- _What is needed_
Without the images, write out the entries word for word.

[Stored data — start]

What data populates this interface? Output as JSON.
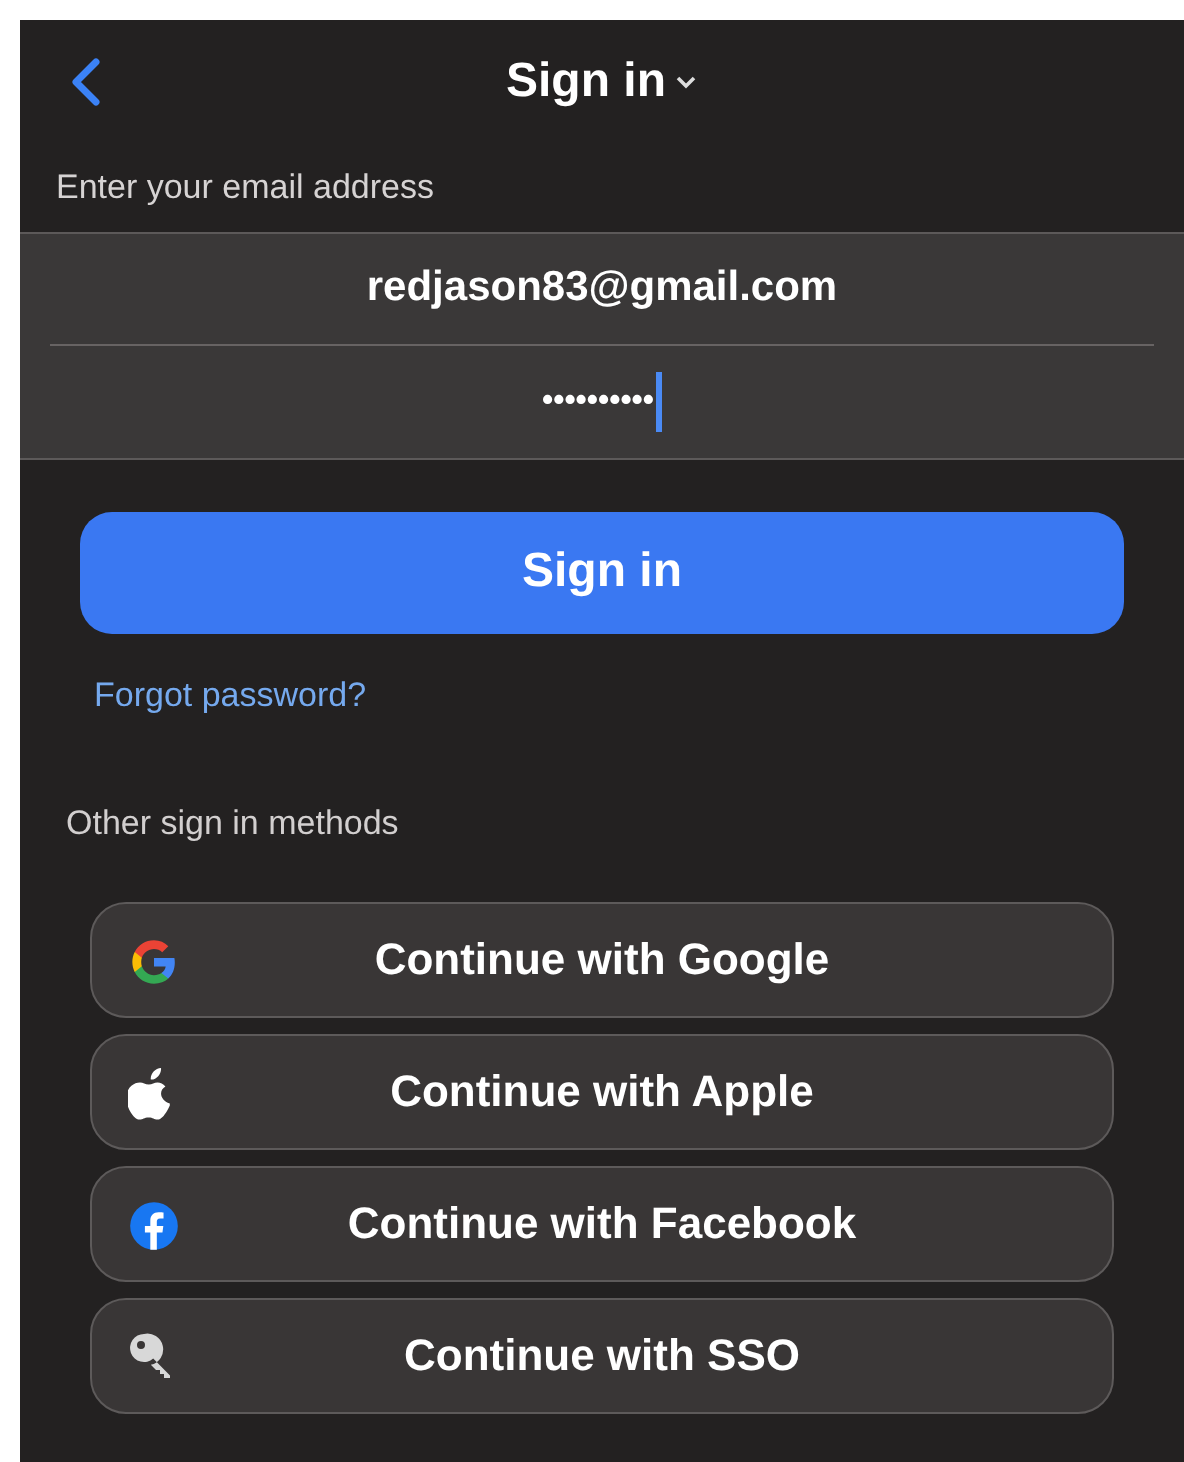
{
  "header": {
    "title": "Sign in"
  },
  "email_label": "Enter your email address",
  "email": {
    "value": "redjason83@gmail.com"
  },
  "password": {
    "value": "••••••••••",
    "focused": true
  },
  "sign_in_button": "Sign in",
  "forgot_link": "Forgot password?",
  "other_methods_label": "Other sign in methods",
  "providers": [
    {
      "kind": "google",
      "label": "Continue with Google"
    },
    {
      "kind": "apple",
      "label": "Continue with Apple"
    },
    {
      "kind": "facebook",
      "label": "Continue with Facebook"
    },
    {
      "kind": "key",
      "label": "Continue with SSO"
    }
  ]
}
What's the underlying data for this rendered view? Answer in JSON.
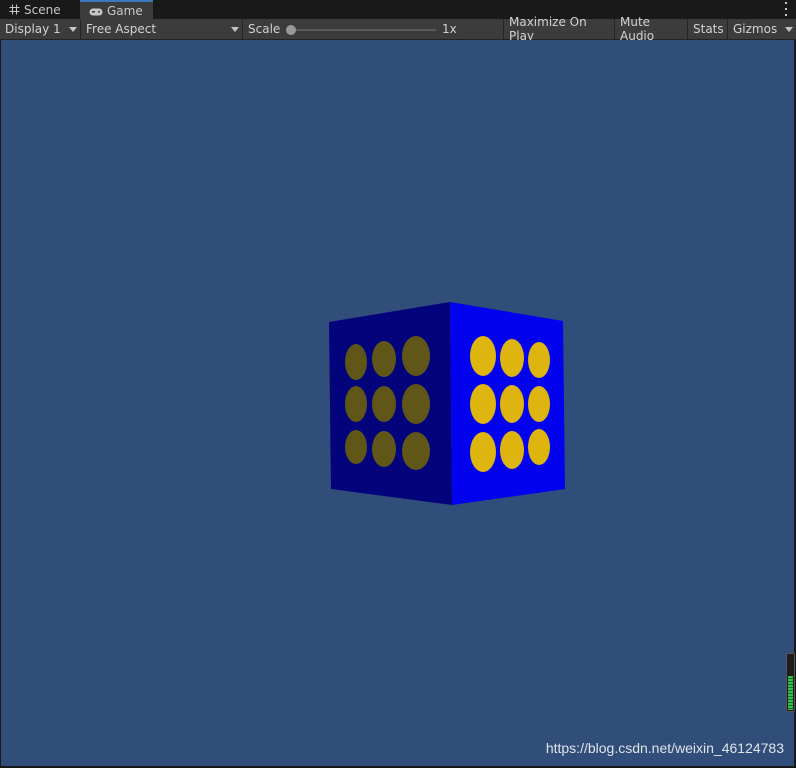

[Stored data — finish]

- _Result_
What data populates this interface? Output as JSON.
{
  "header": {
    "title": "Sign in"
  },
  "email_label": "Enter your email address",
  "email": {
    "value": "redjason83@gmail.com"
  },
  "password": {
    "value": "••••••••••",
    "focused": true
  },
  "sign_in_button": "Sign in",
  "forgot_link": "Forgot password?",
  "other_methods_label": "Other sign in methods",
  "providers": [
    {
      "kind": "google",
      "label": "Continue with Google"
    },
    {
      "kind": "apple",
      "label": "Continue with Apple"
    },
    {
      "kind": "facebook",
      "label": "Continue with Facebook"
    },
    {
      "kind": "key",
      "label": "Continue with SSO"
    }
  ]
}
What's the underlying data for this rendered view? Answer in JSON.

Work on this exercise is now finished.